Principal Investigators/Program Directors (Last, first, middle): Kamya, Moses, R & Dorsey, Grant, M.
Project summary. This is a comprehensive application to support training in malaria surveillance,
epidemiology and implementation science research to strengthen malaria policy and control in Uganda.
Although Uganda has dramatically scaled up available malaria control interventions, the burden of malaria is
still very high and the optimal strategies to control malaria in this high transmission setting are still unclear.
New interventions or new delivery approaches are needed to have sustained impacts on reducing disease
burden. Expertise in malaria research remains limited in Uganda, necessitating the need for additional training.
In 1998, a collaborative malaria research project was established between Makerere U and the University of
California, San Francisco. In 2010, our research program was awarded the East African International Center of
Excellence for Malaria Research (ICEMR) award whose goal is to perform comprehensive surveillance studies
aimed at improving understanding of the disease and measuring the impact of population-level control
interventions. This program has increased our already outstanding set of opportunities for research training.
To date, our training programs have largely focused on training at master’s level, with few trainees at the
doctoral level or in a position to influence policy.
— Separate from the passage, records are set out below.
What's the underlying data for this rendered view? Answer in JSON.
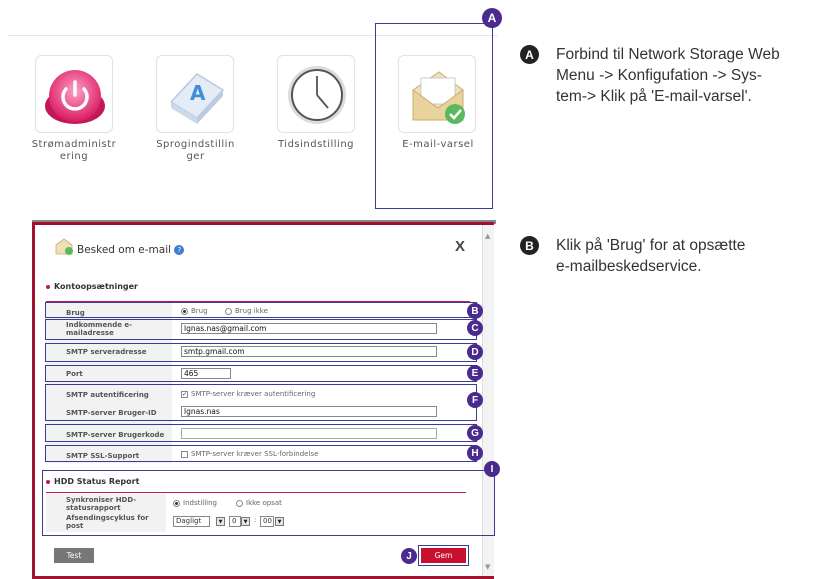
{
  "menu_icons": [
    {
      "label": "Strømadministr ering",
      "icon": "power-icon"
    },
    {
      "label": "Sprogindstillin ger",
      "icon": "language-key-icon"
    },
    {
      "label": "Tidsindstilling",
      "icon": "clock-icon"
    },
    {
      "label": "E-mail-varsel",
      "icon": "email-envelope-icon"
    }
  ],
  "callouts": {
    "A": {
      "letter": "A",
      "text_lines": [
        "Forbind til Network Storage Web",
        "Menu -> Konfigufation -> Sys-",
        "tem-> Klik på 'E-mail-varsel'."
      ]
    },
    "B": {
      "letter": "B",
      "text_lines": [
        "Klik på 'Brug' for at opsætte",
        "e-mailbeskedservice."
      ]
    }
  },
  "dialog": {
    "title": "Besked om e-mail",
    "close": "X",
    "account_section": "Kontoopsætninger",
    "rows": {
      "brug": {
        "label": "Brug",
        "opt_on": "Brug",
        "opt_off": "Brug ikke"
      },
      "incoming": {
        "label1": "Indkommende e-",
        "label2": "mailadresse",
        "value": "lgnas.nas@gmail.com"
      },
      "smtp_server": {
        "label": "SMTP serveradresse",
        "value": "smtp.gmail.com"
      },
      "port": {
        "label": "Port",
        "value": "465"
      },
      "smtp_auth": {
        "label": "SMTP autentificering",
        "option": "SMTP-server kræver autentificering"
      },
      "smtp_user": {
        "label": "SMTP-server Bruger-ID",
        "value": "lgnas.nas"
      },
      "smtp_pass": {
        "label": "SMTP-server Brugerkode",
        "value": ""
      },
      "smtp_ssl": {
        "label": "SMTP SSL-Support",
        "option": "SMTP-server kræver SSL-forbindelse"
      }
    },
    "hdd_section": "HDD Status Report",
    "hdd_rows": {
      "sync": {
        "label1": "Synkroniser HDD-",
        "label2": "statusrapport",
        "opt_on": "Indstilling",
        "opt_off": "Ikke opsat"
      },
      "cycle": {
        "label1": "Afsendingscyklus for",
        "label2": "post",
        "freq": "Dagligt",
        "hour": "0",
        "minute": "00"
      }
    },
    "buttons": {
      "test": "Test",
      "save": "Gem"
    },
    "badges": [
      "B",
      "C",
      "D",
      "E",
      "F",
      "G",
      "H",
      "I",
      "J"
    ]
  },
  "colors": {
    "badge": "#4b2a8e",
    "accent": "#a0122f",
    "save_button": "#c8102e"
  }
}
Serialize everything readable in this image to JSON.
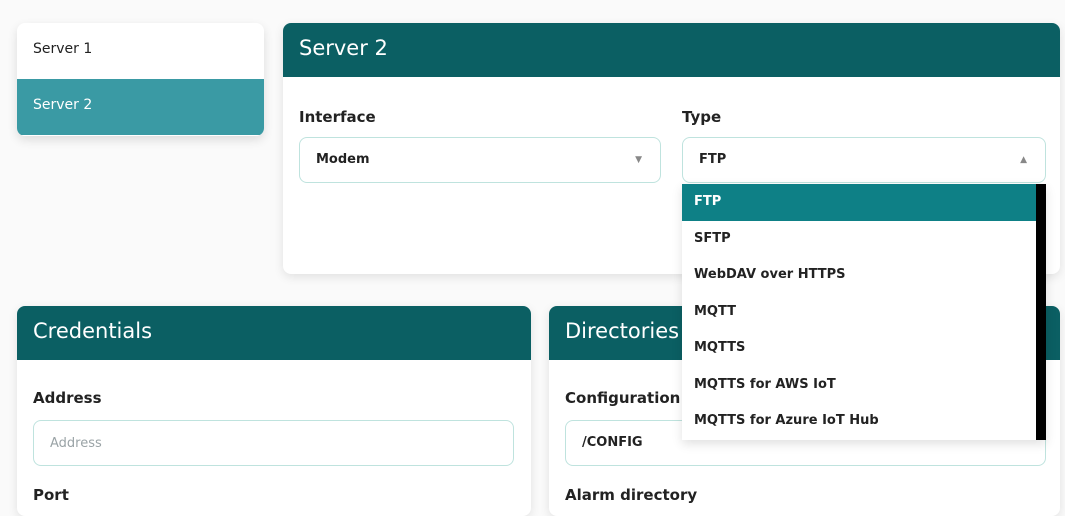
{
  "sidebar": {
    "items": [
      {
        "label": "Server 1"
      },
      {
        "label": "Server 2"
      }
    ]
  },
  "server_card": {
    "title": "Server 2",
    "interface": {
      "label": "Interface",
      "value": "Modem"
    },
    "type": {
      "label": "Type",
      "value": "FTP",
      "options": [
        "FTP",
        "SFTP",
        "WebDAV over HTTPS",
        "MQTT",
        "MQTTS",
        "MQTTS for AWS IoT",
        "MQTTS for Azure IoT Hub"
      ]
    }
  },
  "credentials": {
    "title": "Credentials",
    "address_label": "Address",
    "address_placeholder": "Address",
    "port_label": "Port"
  },
  "directories": {
    "title": "Directories",
    "configuration_label": "Configuration",
    "configuration_value": "/CONFIG",
    "alarm_label": "Alarm directory"
  },
  "colors": {
    "header": "#0b5f63",
    "active_item": "#3a9aa4",
    "selected_option": "#0e8086",
    "field_border": "#bfe3de"
  }
}
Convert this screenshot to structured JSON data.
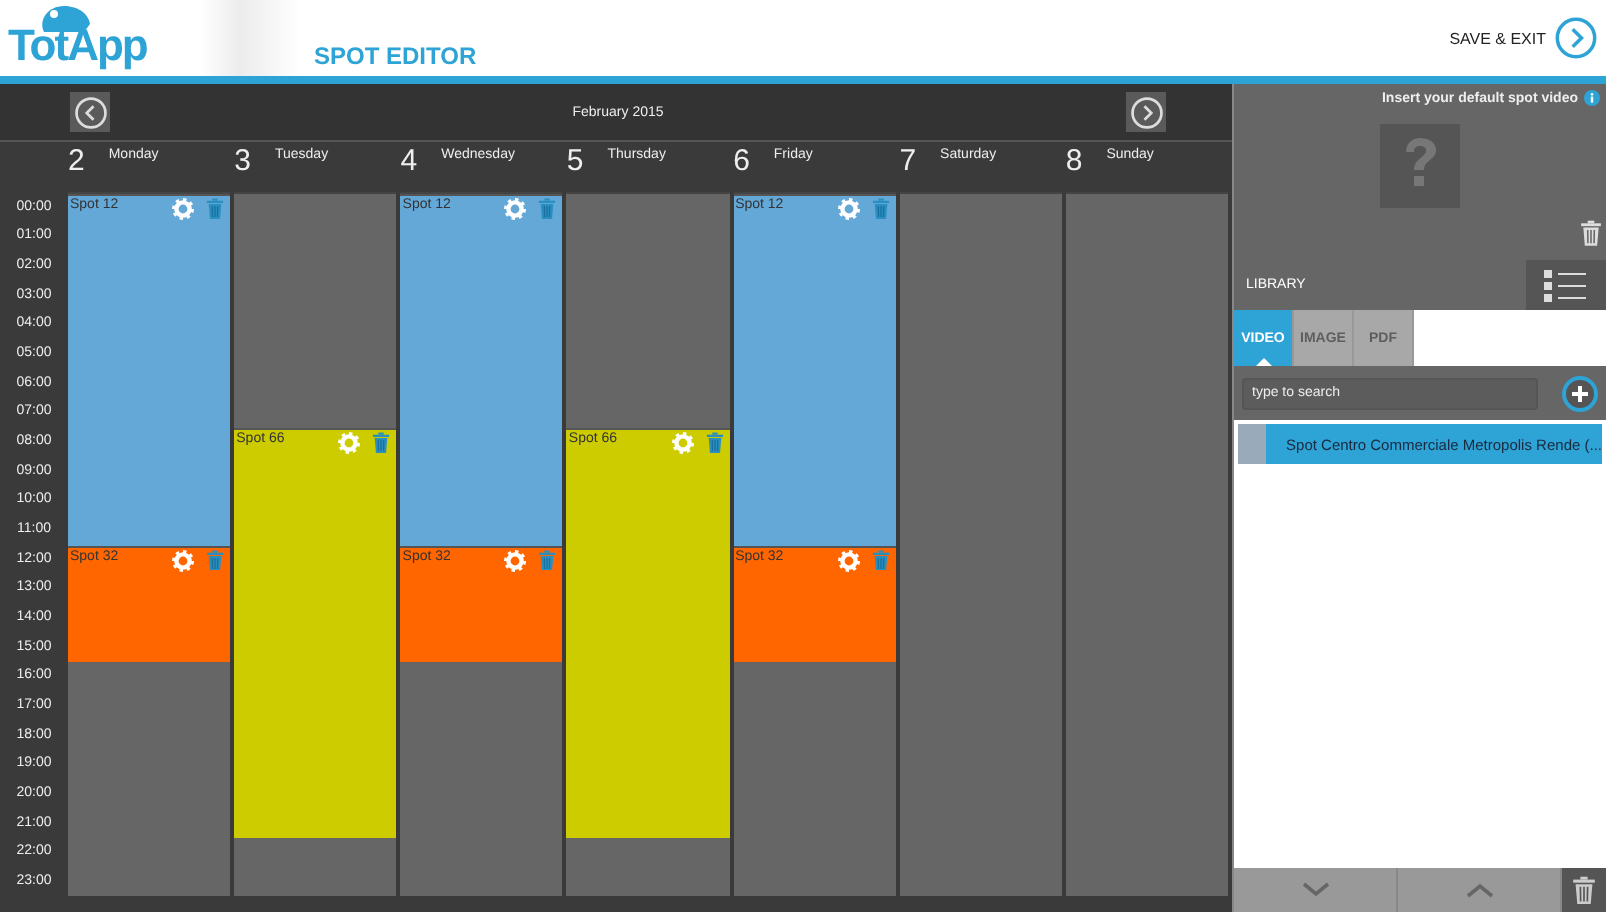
{
  "header": {
    "logo": "TotApp",
    "title": "SPOT EDITOR",
    "save_button": "SAVE & EXIT"
  },
  "calendar": {
    "month": "February 2015",
    "hours": [
      "00:00",
      "01:00",
      "02:00",
      "03:00",
      "04:00",
      "05:00",
      "06:00",
      "07:00",
      "08:00",
      "09:00",
      "10:00",
      "11:00",
      "12:00",
      "13:00",
      "14:00",
      "15:00",
      "16:00",
      "17:00",
      "18:00",
      "19:00",
      "20:00",
      "21:00",
      "22:00",
      "23:00"
    ],
    "days": [
      {
        "number": "2",
        "name": "Monday",
        "slots": [
          {
            "kind": "spot_start",
            "label": "Spot 12",
            "color": "#64a8d8"
          },
          {
            "kind": "spot_continue"
          },
          {
            "kind": "spot_continue"
          },
          {
            "kind": "spot_continue"
          },
          {
            "kind": "spot_continue"
          },
          {
            "kind": "spot_continue"
          },
          {
            "kind": "spot_continue"
          },
          {
            "kind": "spot_continue"
          },
          {
            "kind": "spot_continue"
          },
          {
            "kind": "spot_continue"
          },
          {
            "kind": "spot_continue"
          },
          {
            "kind": "spot_continue"
          },
          {
            "kind": "spot_start",
            "label": "Spot 32",
            "color": "#ff6600"
          },
          {
            "kind": "spot_continue"
          },
          {
            "kind": "spot_continue"
          },
          {
            "kind": "spot_continue"
          }
        ]
      },
      {
        "number": "3",
        "name": "Tuesday",
        "slots": [
          {
            "kind": "empty"
          },
          {
            "kind": "empty"
          },
          {
            "kind": "empty"
          },
          {
            "kind": "empty"
          },
          {
            "kind": "empty"
          },
          {
            "kind": "empty"
          },
          {
            "kind": "empty"
          },
          {
            "kind": "empty"
          },
          {
            "kind": "spot_start",
            "label": "Spot 66",
            "color": "#cccc00"
          },
          {
            "kind": "spot_continue"
          },
          {
            "kind": "spot_continue"
          },
          {
            "kind": "spot_continue"
          },
          {
            "kind": "spot_continue"
          },
          {
            "kind": "spot_continue"
          },
          {
            "kind": "spot_continue"
          },
          {
            "kind": "spot_continue"
          },
          {
            "kind": "spot_continue"
          },
          {
            "kind": "spot_continue"
          },
          {
            "kind": "spot_continue"
          },
          {
            "kind": "spot_continue"
          },
          {
            "kind": "spot_continue"
          },
          {
            "kind": "spot_continue"
          }
        ]
      },
      {
        "number": "4",
        "name": "Wednesday",
        "slots": [
          {
            "kind": "spot_start",
            "label": "Spot 12",
            "color": "#64a8d8"
          },
          {
            "kind": "spot_continue"
          },
          {
            "kind": "spot_continue"
          },
          {
            "kind": "spot_continue"
          },
          {
            "kind": "spot_continue"
          },
          {
            "kind": "spot_continue"
          },
          {
            "kind": "spot_continue"
          },
          {
            "kind": "spot_continue"
          },
          {
            "kind": "spot_continue"
          },
          {
            "kind": "spot_continue"
          },
          {
            "kind": "spot_continue"
          },
          {
            "kind": "spot_continue"
          },
          {
            "kind": "spot_start",
            "label": "Spot 32",
            "color": "#ff6600"
          },
          {
            "kind": "spot_continue"
          },
          {
            "kind": "spot_continue"
          },
          {
            "kind": "spot_continue"
          }
        ]
      },
      {
        "number": "5",
        "name": "Thursday",
        "slots": [
          {
            "kind": "empty"
          },
          {
            "kind": "empty"
          },
          {
            "kind": "empty"
          },
          {
            "kind": "empty"
          },
          {
            "kind": "empty"
          },
          {
            "kind": "empty"
          },
          {
            "kind": "empty"
          },
          {
            "kind": "empty"
          },
          {
            "kind": "spot_start",
            "label": "Spot 66",
            "color": "#cccc00"
          },
          {
            "kind": "spot_continue"
          },
          {
            "kind": "spot_continue"
          },
          {
            "kind": "spot_continue"
          },
          {
            "kind": "spot_continue"
          },
          {
            "kind": "spot_continue"
          },
          {
            "kind": "spot_continue"
          },
          {
            "kind": "spot_continue"
          },
          {
            "kind": "spot_continue"
          },
          {
            "kind": "spot_continue"
          },
          {
            "kind": "spot_continue"
          },
          {
            "kind": "spot_continue"
          },
          {
            "kind": "spot_continue"
          },
          {
            "kind": "spot_continue"
          }
        ]
      },
      {
        "number": "6",
        "name": "Friday",
        "slots": [
          {
            "kind": "spot_start",
            "label": "Spot 12",
            "color": "#64a8d8"
          },
          {
            "kind": "spot_continue"
          },
          {
            "kind": "spot_continue"
          },
          {
            "kind": "spot_continue"
          },
          {
            "kind": "spot_continue"
          },
          {
            "kind": "spot_continue"
          },
          {
            "kind": "spot_continue"
          },
          {
            "kind": "spot_continue"
          },
          {
            "kind": "spot_continue"
          },
          {
            "kind": "spot_continue"
          },
          {
            "kind": "spot_continue"
          },
          {
            "kind": "spot_continue"
          },
          {
            "kind": "spot_start",
            "label": "Spot 32",
            "color": "#ff6600"
          },
          {
            "kind": "spot_continue"
          },
          {
            "kind": "spot_continue"
          },
          {
            "kind": "spot_continue"
          }
        ]
      },
      {
        "number": "7",
        "name": "Saturday"
      },
      {
        "number": "8",
        "name": "Sunday"
      }
    ]
  },
  "panel": {
    "default_video": {
      "label": "Insert your default spot video"
    },
    "library": {
      "title": "LIBRARY",
      "tabs": [
        {
          "label": "VIDEO",
          "selected": true
        },
        {
          "label": "IMAGE",
          "selected": false
        },
        {
          "label": "PDF",
          "selected": false
        }
      ],
      "search": {
        "placeholder": "type to search"
      },
      "items": [
        {
          "title": "Spot Centro Commerciale Metropolis Rende (...",
          "selected": true
        }
      ]
    }
  }
}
Thus, our previous trainings have created a large pool of
candidates that are suitable for training at the doctoral level and to lead a new generation of scientists
translating research into policy. For Ugandan expertise in malaria control to grow and diversify, we propose to
establish a comprehensive research training program at Makerere University School of Medicine
focused on strengthening malaria control and policy in Uganda. Our objectives will be to: 1) substantially
increase the scientific leadership and expertise needed for independent malaria epidemiology, surveillance
and implementation science research, 2) strengthen the capabilities and career development of junior faculty
of Makerere U to lead, manage and train students in malaria research by providing post-doctoral mentored
research training, 3) strengthen the sustainability of malaria research at Makerere U by strengthening the
Makerere U malaria research center, and 4) promote collaborations between the National Malaria Control
Program and malaria research programs in Uganda to foster evidence-based decision making. The
collaborators on the ICEMR and other research grants provide a pool of faculty that will ensure high-quality
supervision and mentoring of trainees. Degree trainees will be registered at Makerere U or London School of
Hygiene and Tropical Medicine and non-degree long and short-term training will occur in Uganda and at
UCSF. With changing malaria epidemiology in Uganda and potential for sustainable malaria research to policy
activities in the country, we are perfectly poised to strengthen the capacity for malaria research and control in
Uganda. We anticipate training 4 PhD candidates, 5 candidates in master’s degree programs, 9 candidates in
long-term non-degree training and over 100 candidates in short-term non-degree programs.